*What you will do*. Copy out all the lines of the data that hold the word "this".

(Entries taken from a collection)
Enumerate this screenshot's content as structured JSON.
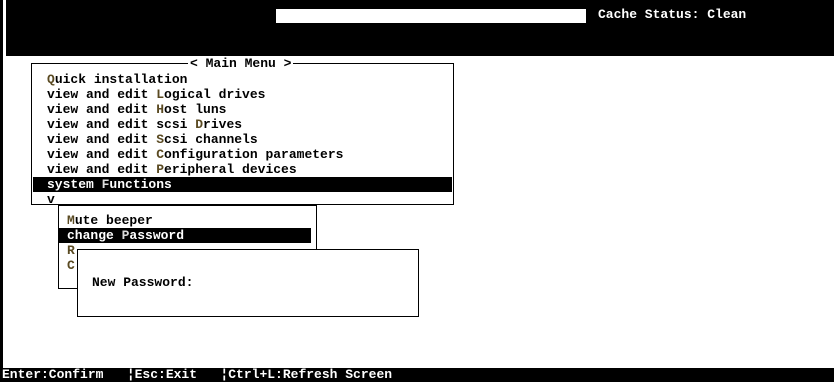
{
  "header": {
    "cache_status": "Cache Status: Clean"
  },
  "main_menu": {
    "title": "< Main Menu >",
    "items": [
      {
        "pre": "",
        "hot": "Q",
        "post": "uick installation"
      },
      {
        "pre": "view and edit ",
        "hot": "L",
        "post": "ogical drives"
      },
      {
        "pre": "view and edit ",
        "hot": "H",
        "post": "ost luns"
      },
      {
        "pre": "view and edit scsi ",
        "hot": "D",
        "post": "rives"
      },
      {
        "pre": "view and edit ",
        "hot": "S",
        "post": "csi channels"
      },
      {
        "pre": "view and edit ",
        "hot": "C",
        "post": "onfiguration parameters"
      },
      {
        "pre": "view and edit ",
        "hot": "P",
        "post": "eripheral devices"
      },
      {
        "pre": "system ",
        "hot": "F",
        "post": "unctions"
      },
      {
        "pre": "v",
        "hot": "",
        "post": ""
      }
    ]
  },
  "submenu": {
    "items": [
      {
        "pre": "",
        "hot": "M",
        "post": "ute beeper"
      },
      {
        "pre": "change ",
        "hot": "P",
        "post": "assword"
      },
      {
        "pre": "",
        "hot": "R",
        "post": ""
      },
      {
        "pre": "",
        "hot": "C",
        "post": ""
      }
    ]
  },
  "password_dialog": {
    "label": "New Password:"
  },
  "status_bar": {
    "text": "Enter:Confirm   ¦Esc:Exit   ¦Ctrl+L:Refresh Screen"
  }
}
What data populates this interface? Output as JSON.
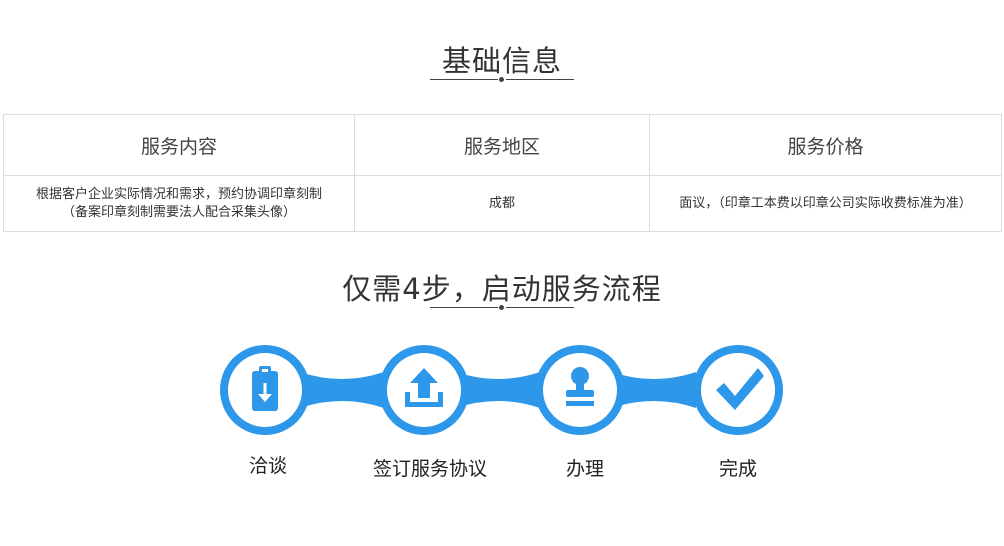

*Result of the exercise*.
Enumerate this screenshot's content as structured JSON.
What data populates this interface? Output as JSON.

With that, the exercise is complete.